491.0 CW Unk Rpt character "-.-.-" 01/22/10 0630

Getting to Bletchley Park

Bletchley Park, as most utility people already know, is a museum at the preserved historical site where ENIGMA and other German encryption schemes were broken. This truly inspired work, which among other things involved the first true modern computer (Colossus) using 1500 vacuum tubes ("valves"), is said to have shortened World War II in Europe by 1-3 years.

Directions in a recent Monitoring Times (not MY column!) on how to get there from London appear to be erroneous. Long time contributor Ken Maltz writes about how he made a recent trip:

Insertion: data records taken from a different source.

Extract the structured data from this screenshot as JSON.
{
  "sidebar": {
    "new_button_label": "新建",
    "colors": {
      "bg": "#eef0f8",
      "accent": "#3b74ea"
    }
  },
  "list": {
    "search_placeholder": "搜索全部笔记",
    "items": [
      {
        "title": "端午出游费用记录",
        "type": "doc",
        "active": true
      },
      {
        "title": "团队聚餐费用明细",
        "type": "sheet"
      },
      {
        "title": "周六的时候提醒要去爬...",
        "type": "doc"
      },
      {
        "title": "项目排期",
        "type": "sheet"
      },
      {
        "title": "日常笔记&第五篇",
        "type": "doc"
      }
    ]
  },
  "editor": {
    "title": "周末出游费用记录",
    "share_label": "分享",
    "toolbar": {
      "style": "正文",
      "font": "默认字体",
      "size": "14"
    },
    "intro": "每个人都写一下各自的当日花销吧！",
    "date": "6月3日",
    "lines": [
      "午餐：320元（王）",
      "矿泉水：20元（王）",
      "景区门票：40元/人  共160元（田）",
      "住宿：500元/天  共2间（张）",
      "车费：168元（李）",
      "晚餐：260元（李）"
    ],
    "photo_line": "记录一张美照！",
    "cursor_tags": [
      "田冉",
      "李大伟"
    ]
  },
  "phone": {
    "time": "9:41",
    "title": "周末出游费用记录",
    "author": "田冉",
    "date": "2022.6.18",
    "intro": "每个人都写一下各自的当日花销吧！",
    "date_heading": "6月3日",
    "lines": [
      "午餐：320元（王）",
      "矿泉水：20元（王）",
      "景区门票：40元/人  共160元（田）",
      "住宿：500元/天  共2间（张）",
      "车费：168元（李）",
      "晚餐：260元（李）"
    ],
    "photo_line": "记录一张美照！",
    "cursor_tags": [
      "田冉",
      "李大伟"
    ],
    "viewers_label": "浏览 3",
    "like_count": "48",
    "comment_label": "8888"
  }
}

... coming up from London, Bletchley is a local stop on the National Rail system. Either take a local train to Bletchley or take an Express train to Milton Keynes and then a local train southbound for just one stop to Bletchley. Once you get to the Bletchley station, there are signs directing you to Bletchley Park; less than a 5-minute walk.

My own visit to London, including a day trip to Bletchley, is a few weeks off. Research has confirmed that Ken's directions do seem to be accurate. There are something like four trains per hour, one of which is an express and stops only at Milton Keynes, so you change trains. Either way, you end up at a station very close to Bletchley.

There's a lot there. More after I see it!

Wednesday, March 10, 2010

New Vietnamese Numbers Station on 10255!

A new "numbers" station has begun regular broadcasting on 10255 kHz USB at approximately 1600 UTC. Transmissions are in Vietnamese.

Leif Dehio, in Germany, made the first discovery in late February. Since then, it has been heard in the Western US, and other places.

The schedule, if that's what it can be called, is a bit irregular. If there's going to be a transmission at all, it starts sometime between 1555 and 1615, though one person reported a transmission at 1700.

Male and female voices have been heard. These sound live. A typical transmission goes as follows:

Callup #1
First message, in 5-figure groups
Callup #2
Message #2
End of transmission

It is not known whether this broadcast is for spies, or coded messages to the fishery. ENIGMA2000 is on the case.

More when we get it.